I know I am lucky that I was among the first to get the shot: I am in fairly good health, I am not elderly. But I also do work in a position where I encounter risk, and I qualified for the vaccine. It isn’t like I broke any rules or cut in line. I told my significant other, and she has been completely weird about the whole thing, acting distant and avoiding the topic. I told my (adult) sister and she basically said it was messed up that I was able to get the vaccine before our elderly parents and asked if I felt bad about it. I also told a couple of close friends, and they talked about how lucky I was that I could finally start being “normal” again — which isn’t at all true.

I have seen others who have shared news about getting vaccinations on social media and it seems like most people aren’t congratulating them or expressing happiness, but instead ask things like how they managed to get one so soon, and how they themselves can get one.

Has COVID turned us all into selfish jerks? Why are people being so weird about this? I am very pro-vaccine and would like to talk about my experience to encourage others but am afraid I will get blowback if I do. Thoughts?

Wanda says:

Your dilemma is timely, as we all see this playing out in our social media feeds on up to national headlines, where the distribution of and access to vaccines has in many cases been painted as a case of haves and have-nots. The truth, more nuanced, is that everyone was never going to get the vaccine all at once, and some people were bound to go first just as some would have to wait.

What does it mean for you? I think you already know, because you’re living it: if you share your news, not everyone will be overjoyed for you. And even if they are happy for you, they are so worried and/or anxious about their own scenario, they legitimately don’t have the mental capacity to push aside their own situations to put you first.

And guess what? That’s OK! In fact, that’s normal, that’s to be expected. We’ve all essentially endured a year-long trauma-train at this point, with so many twists and turns and bumps and even derailments that any perceived pause between us and elusive normalcy feels cruel and unfair. It also feels cruel and unfair that so many have to wait for their vaccination.

So when your friends and family seem defeated, deflated and definitely not elated when you share your vaccine news, don’t take it personally. It isn’t because they’re mad at you; it’s because they’re working through their own overload of emotions while trying to navigate the complexities of getting a vaccine of their own.

Wayne says:

Thank you for putting yourself out on the front lines through this pandemic — I don’t care what your role is, if anyone deserves the first doses of vaccines it’s you and all the hardworking health care professionals out there. Your work is appreciated and I’m sure you all have sacrificed more than most people will ever know.

Look, at this point, we’re all losing our minds and freaking out about low vaccine availability and high GameStop stock prices, new COVID-19 strains and politics as usual, not to mention waking up every single morning to learn what Earth-shattering, life-changing surprise the day has for us now.

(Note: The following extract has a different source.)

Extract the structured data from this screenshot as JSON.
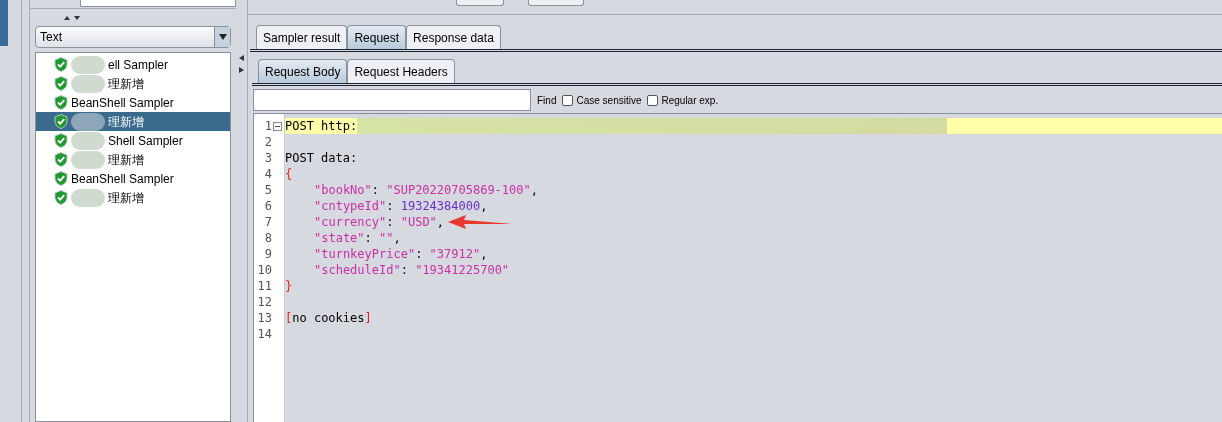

Like Wanda said: It isn’t personal. You almost have to shake it off and give everyone a pass for being jerks right now.

Hmm, if only you knew someone connected to the health care system who could help your friends and family, especially mom and dad, get clarity on when and where they can get their first shots. Oh wait —that’s you! You can be proud of your vaccination status and also play the hero. Move your parents through the online maze and phone games to get them signed up for one of the many vaccination events available for our Alaska elders. And keep your friends updated on possible openings around the community — you of all people know that providers don’t want to waste a single dose of vaccine, so if you hear of an event that has a surplus, tell them to get their shoulders down there!